Starting with “Another Traveling Song” from I’m Wide Awake Its Morning Conor came out and took command of the stage. Having seen him over the years terrified, it is wonderful to witness the confidence, maturity, and ease with which he can now perform.

I just about flipped to hear “Song to Pass the Time” from Fevers and Mirrors. I have heard many versions of that song. The twangy flavor of the original song was changed considerably with the addition of the trumpet. “Lua” stood out with James Felice on accordion and Nate Walcott
on flugelhorn, adding depth and distance to the sad tale. “Poison Oak” was moving. “True Blue” was infused with a strong pedal steel guitar and sung with conviction, / I don’t know much about you / but I like you because you’re true blue /.

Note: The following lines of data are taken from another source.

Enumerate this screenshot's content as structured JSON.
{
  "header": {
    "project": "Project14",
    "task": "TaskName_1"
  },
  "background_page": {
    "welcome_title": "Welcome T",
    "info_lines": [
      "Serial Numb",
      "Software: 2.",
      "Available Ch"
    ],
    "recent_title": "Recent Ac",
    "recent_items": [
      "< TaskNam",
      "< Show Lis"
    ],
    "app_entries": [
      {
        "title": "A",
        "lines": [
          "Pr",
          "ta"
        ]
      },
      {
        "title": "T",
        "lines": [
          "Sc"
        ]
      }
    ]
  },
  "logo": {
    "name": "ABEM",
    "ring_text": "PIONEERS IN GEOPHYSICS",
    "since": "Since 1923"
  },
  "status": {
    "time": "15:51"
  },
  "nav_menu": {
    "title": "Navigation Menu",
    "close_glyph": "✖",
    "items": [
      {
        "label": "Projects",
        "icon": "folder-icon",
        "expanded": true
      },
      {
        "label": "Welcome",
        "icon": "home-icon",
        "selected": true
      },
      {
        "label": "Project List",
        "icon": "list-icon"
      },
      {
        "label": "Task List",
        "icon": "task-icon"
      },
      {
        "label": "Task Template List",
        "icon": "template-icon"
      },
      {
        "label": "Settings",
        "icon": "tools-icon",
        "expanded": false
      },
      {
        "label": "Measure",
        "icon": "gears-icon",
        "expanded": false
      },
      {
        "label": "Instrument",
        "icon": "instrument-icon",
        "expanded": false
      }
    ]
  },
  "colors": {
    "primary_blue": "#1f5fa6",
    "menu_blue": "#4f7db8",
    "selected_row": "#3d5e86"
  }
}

Only one complaint I could have done without the Tom Petty cover. It was fun, rollicking, and exciting, but I would have been happier with an original. The stage festivities grew as The Felice Brothers joined in and the Radio City night lights strobe across the ceiling. The audience rose from their seats to join the celebration.

Bright Eyes ended the four-song encore with a new political power song of intensity and anger about the war and the future of many wars to come. / Nothing left but the cockroaches / in a movie with no sound /. As always, Bright Eyes has words that move, stating truisms like no other, employing all of us to take a hard look in the mirror. I left smiling but felt pangs of guilt thinking about the state of the world as I walked down Isle D.


Hop Along Queen Ansleis

I recently saw an acoustic set by Hop Along Queen Ansleis at the 92nd Street Y. She was one of the performers at a free high school guitar day workshop and performance series coordinated by Guitarist and composer Benjamin Verdery, the Y's Guitar Institute artistic director.

I've seen her many times, but after seeing her that day, I was thrilled with the new direction of her singing, phrasing, and song structure. Without losing her originality, she has matured in her writing and delivery.

If You Make It

To all my readers, enjoy this Pink Couch Session of Hop Along Queen Ansleis.
David Garwacke, creator of a wonderful new site called If You Make It, films the Pink Couch Sessions. If you stay tuned, he will upload Hop Along on the Pink Couch, performing her arrangement of Billy Idol's song "Dancing with Myself". This is an amazing cover!!

This site is true to its intentions, and Dave has been doing a great job sharing the talents of many independent bands and acoustic performers. If You Make It is on my radar.